MANILA: Nearly a million people in the Philippines were evacuated from their homes Saturday (Oct 31) as the most powerful typhoon of the year so far barrelled towards the country, with authorities warning of "destructive" winds and flooding.
Typhoon Goni is expected to slam into Catanduanes Island on Sunday morning with 215 kmh sustained winds and gusts of up to 265 kmh, before crossing the main island of Luzon, the state weather forecaster said.
It comes a week after Typhoon Molave hit the same region of the natural disaster-prone archipelago, killing 22 people and flooding low-lying villages and farmland, before crossing the South China Sea to Vietnam.
"It looks like we will have really strong winds, increasing the chances of widespread flooding and landslides," Mark Timbal, spokesman for the National Disaster Risk Reduction and Management Council, told local broadcaster ABS-CBN.
"Storm surges are imminent on our east coast. We are monitoring Mayon and Taal volcanoes for possible volcanic mud flows."
It is expected to be the strongest typhoon to hit the Philippines since Haiyan that killed more than 6,300 people in 2013.
Pre-emptive evacuations have started in coastal and landslide-prone communities in the provinces of Camarines Norte and Camarines Sur, while Albay provincial government would order residents in risky areas to leave their homes, Gremil Naz, a local disaster official, told DZBB radio station. "The strength of this typhoon is no joke."

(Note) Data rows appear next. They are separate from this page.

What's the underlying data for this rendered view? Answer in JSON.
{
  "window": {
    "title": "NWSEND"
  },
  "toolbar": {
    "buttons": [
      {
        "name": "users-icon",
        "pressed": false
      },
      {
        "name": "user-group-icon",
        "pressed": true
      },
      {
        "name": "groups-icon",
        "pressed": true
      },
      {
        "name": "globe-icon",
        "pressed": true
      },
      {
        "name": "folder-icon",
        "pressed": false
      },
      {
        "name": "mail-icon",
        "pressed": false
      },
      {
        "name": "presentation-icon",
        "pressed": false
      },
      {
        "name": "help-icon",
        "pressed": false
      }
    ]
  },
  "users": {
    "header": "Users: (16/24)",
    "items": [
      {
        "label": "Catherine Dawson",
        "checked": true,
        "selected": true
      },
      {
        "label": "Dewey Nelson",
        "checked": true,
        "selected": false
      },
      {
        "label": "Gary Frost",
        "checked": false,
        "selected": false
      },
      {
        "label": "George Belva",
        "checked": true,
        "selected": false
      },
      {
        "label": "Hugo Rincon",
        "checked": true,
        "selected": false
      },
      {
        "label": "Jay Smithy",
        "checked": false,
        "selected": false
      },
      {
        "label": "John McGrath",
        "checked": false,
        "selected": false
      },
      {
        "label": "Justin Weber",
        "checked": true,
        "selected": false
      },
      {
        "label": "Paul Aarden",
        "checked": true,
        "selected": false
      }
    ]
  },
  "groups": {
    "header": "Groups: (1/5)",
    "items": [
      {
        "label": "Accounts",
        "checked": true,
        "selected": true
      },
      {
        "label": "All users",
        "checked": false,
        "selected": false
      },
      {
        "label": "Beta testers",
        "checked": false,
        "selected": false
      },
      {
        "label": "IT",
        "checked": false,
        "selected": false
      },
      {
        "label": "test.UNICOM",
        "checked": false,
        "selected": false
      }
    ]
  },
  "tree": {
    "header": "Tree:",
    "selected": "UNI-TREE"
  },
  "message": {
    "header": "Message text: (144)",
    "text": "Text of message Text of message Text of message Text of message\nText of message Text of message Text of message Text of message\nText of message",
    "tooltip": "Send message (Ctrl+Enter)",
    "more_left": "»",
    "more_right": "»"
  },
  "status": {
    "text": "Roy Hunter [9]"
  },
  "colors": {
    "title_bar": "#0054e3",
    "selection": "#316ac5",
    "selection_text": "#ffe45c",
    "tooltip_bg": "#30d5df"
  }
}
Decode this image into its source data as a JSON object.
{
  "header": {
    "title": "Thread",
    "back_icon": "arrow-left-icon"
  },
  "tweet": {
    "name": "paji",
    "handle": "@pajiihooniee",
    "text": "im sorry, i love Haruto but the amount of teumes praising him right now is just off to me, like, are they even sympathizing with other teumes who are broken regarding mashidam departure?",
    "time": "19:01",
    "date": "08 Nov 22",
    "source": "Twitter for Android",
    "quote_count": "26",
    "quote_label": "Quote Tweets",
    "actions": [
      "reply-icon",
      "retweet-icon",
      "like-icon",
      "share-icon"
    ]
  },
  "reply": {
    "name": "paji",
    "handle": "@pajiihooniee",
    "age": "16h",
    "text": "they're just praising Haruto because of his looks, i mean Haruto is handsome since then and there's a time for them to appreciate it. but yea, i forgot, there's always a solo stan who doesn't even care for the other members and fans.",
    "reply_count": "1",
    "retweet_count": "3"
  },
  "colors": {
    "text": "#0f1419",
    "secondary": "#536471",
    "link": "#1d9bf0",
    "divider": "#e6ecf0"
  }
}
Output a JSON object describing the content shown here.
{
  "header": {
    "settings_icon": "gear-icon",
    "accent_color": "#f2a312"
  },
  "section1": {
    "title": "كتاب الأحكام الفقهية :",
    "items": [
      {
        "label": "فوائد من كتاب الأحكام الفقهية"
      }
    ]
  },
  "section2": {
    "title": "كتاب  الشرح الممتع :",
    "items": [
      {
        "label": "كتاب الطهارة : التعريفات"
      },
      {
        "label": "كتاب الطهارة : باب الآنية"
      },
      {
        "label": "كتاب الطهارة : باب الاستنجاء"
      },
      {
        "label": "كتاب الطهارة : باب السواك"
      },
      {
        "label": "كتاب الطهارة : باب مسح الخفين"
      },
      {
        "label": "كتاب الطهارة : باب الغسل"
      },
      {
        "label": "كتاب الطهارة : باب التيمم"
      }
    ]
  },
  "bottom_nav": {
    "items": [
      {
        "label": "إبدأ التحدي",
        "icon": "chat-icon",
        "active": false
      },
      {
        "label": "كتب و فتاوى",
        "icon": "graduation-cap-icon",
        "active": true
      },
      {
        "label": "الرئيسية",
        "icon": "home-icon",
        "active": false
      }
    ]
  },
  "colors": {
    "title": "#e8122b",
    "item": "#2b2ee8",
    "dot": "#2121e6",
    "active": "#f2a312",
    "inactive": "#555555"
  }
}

COVID-19 COMPLICATED EVACUATIONS
Authorities are facing another hurdle as social distancing needs to be imposed in evacuation centres to prevent the spread of coronavirus. The Philippines has the second-highest COVID-19 infections and deaths in Southeast Asia, next only to Indonesia.
Schools which have been empty since the start of the coronavirus pandemic are being used as emergency shelters as well as government-run evacuation centres and gymnasiums.
"Evacuating people is more difficult at this time because of COVID-19," Bicol regional civil defence spokesman Alexis Naz told AFP.
Relief goods, heavy machinery and personal protective equipment are already positioned in key areas, Filipino Grace America, mayor of Infanta town in Quezon province, told DZBB radio. "But because of the COVID-19 pandemic, our funds for calamity concerns and expenses are insufficient."
Local officials cancelled port operations and barred fishers from setting sail.
Typhoon Goni, moving westward at 20 kmh from the Pacific Ocean, will bring intense rains over the capital and 14 provinces nearby on Saturday evening, and threats of floods and landslides.
Another typhoon, Atsani, is gaining strength just outside the Philippines. Around 20 typhoons hit the Philippines every year.